■ THE PROBLEM
Which lines in the records below hold the word "into"? Copy each of them.

(Data about app and page elements)
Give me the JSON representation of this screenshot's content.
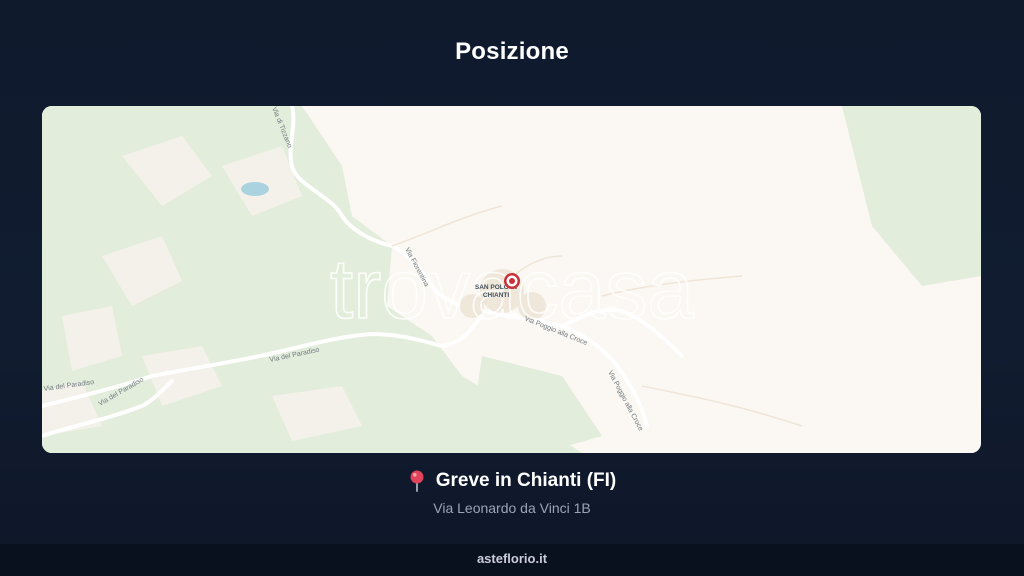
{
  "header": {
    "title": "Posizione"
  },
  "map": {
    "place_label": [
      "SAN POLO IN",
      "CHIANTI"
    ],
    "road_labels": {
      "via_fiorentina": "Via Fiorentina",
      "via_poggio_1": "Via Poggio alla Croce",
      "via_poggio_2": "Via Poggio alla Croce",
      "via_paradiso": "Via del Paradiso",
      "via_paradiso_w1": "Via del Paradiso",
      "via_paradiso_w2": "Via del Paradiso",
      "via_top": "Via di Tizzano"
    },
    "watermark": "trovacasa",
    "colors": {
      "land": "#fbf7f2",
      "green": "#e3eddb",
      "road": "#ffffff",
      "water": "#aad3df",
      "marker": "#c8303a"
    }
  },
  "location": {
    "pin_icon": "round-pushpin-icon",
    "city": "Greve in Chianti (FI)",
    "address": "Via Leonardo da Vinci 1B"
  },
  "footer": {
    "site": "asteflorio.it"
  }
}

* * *

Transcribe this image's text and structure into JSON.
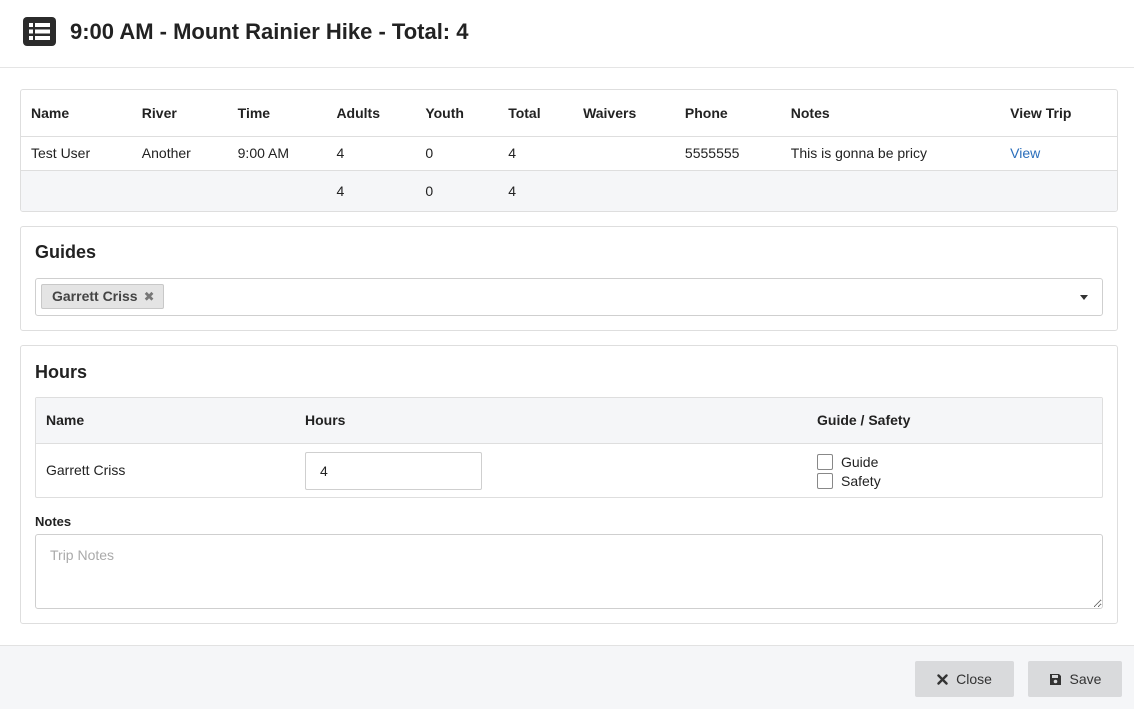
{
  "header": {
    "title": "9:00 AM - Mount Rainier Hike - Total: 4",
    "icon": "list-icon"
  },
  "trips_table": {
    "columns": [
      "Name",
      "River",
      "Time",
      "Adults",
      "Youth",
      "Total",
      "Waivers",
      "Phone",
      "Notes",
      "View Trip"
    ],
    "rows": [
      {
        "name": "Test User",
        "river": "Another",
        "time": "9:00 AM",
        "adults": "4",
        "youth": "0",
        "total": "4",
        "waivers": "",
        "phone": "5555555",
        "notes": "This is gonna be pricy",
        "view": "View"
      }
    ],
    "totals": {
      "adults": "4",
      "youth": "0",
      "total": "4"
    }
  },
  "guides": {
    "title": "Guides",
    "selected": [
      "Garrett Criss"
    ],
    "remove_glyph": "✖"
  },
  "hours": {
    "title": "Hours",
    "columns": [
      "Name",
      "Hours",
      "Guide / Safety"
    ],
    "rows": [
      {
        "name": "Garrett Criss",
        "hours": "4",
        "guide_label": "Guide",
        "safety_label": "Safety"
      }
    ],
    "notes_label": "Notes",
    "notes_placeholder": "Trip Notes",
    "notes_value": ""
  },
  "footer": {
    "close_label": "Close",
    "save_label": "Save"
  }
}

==

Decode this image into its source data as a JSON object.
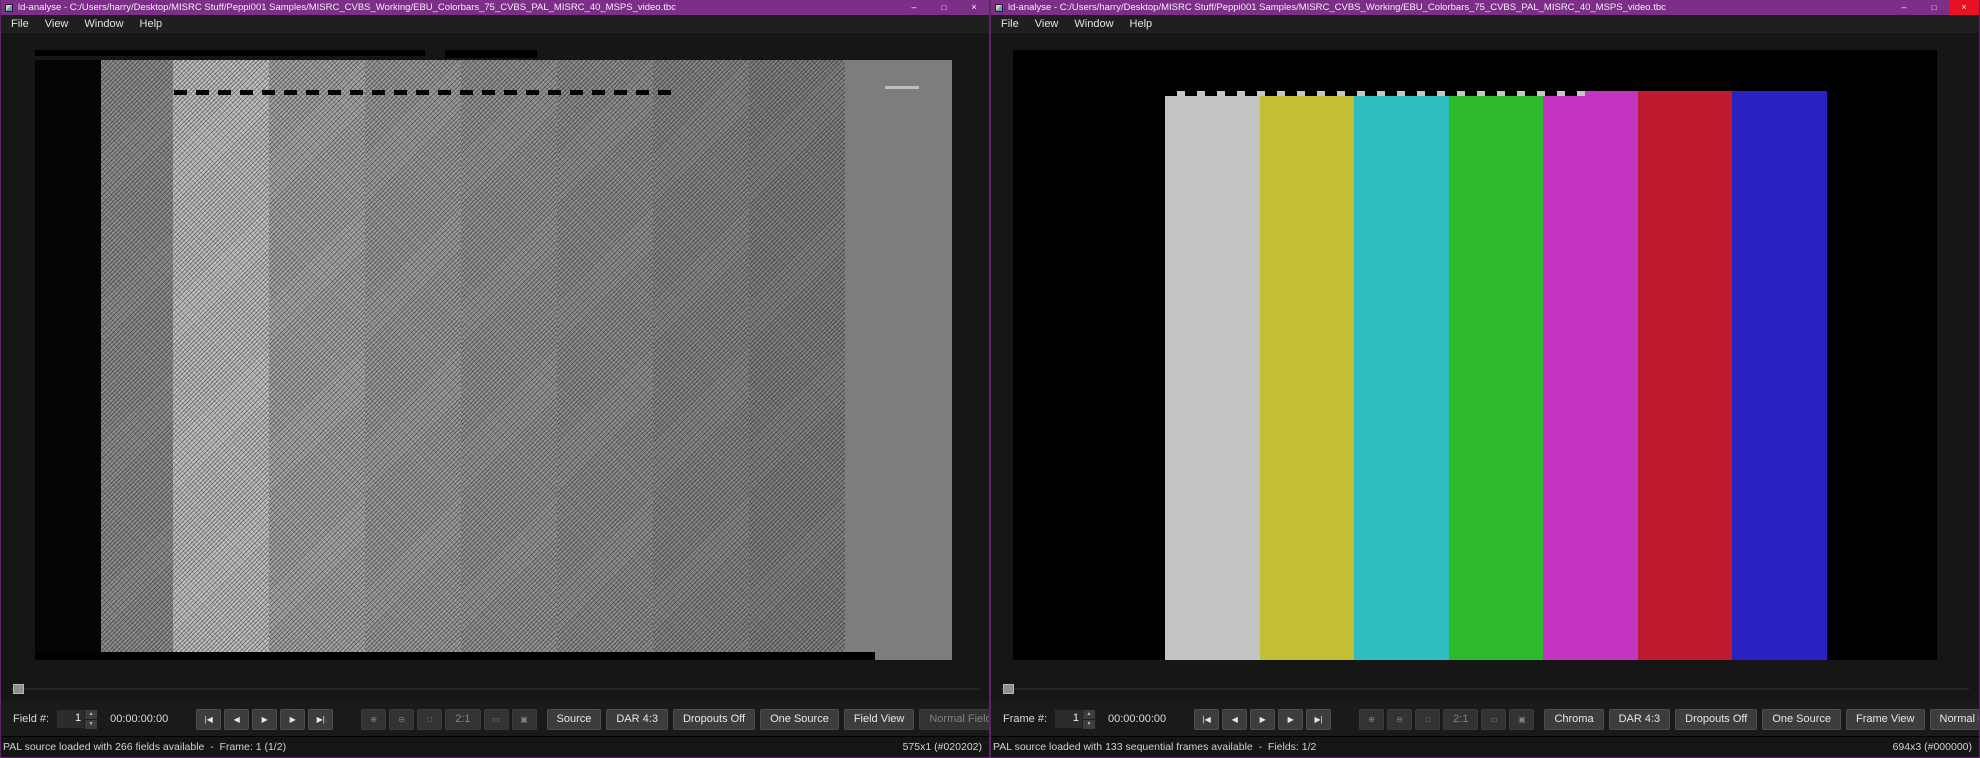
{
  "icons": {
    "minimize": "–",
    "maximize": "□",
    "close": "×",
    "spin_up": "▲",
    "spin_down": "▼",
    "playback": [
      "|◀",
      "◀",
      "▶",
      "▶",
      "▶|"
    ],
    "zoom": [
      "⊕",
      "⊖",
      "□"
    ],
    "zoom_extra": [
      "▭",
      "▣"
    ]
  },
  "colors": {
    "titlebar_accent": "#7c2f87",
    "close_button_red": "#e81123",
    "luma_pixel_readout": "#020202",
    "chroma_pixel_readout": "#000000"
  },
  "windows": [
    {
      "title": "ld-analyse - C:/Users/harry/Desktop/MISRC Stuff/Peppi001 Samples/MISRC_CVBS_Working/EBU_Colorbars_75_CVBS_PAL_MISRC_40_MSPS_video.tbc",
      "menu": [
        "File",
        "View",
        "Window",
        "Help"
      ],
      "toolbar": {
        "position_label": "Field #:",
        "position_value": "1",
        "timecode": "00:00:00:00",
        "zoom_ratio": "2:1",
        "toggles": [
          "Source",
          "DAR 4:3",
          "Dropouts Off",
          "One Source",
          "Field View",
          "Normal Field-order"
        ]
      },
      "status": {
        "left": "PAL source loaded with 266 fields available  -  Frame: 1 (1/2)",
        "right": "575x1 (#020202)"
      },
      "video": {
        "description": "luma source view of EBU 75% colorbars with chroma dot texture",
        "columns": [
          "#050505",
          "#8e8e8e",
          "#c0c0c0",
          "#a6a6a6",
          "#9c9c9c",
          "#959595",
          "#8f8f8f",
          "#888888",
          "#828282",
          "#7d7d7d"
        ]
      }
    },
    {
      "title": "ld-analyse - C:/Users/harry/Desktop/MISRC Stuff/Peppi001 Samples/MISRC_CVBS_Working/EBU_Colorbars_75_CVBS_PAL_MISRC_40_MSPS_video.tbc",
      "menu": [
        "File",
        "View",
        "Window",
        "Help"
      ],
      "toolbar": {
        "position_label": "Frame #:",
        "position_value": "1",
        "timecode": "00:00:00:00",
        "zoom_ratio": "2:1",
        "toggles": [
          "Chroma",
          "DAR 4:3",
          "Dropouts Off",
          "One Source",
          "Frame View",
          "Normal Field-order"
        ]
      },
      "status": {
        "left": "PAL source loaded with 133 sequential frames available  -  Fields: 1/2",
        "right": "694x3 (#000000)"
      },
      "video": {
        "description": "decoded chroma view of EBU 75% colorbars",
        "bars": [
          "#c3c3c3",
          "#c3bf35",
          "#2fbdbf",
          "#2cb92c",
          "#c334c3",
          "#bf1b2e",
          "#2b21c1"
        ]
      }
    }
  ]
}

■ RESULT OF THIS EXERCISE
Transcribe this image's text and structure into JSON.
Decode this image into its source data as a JSON object.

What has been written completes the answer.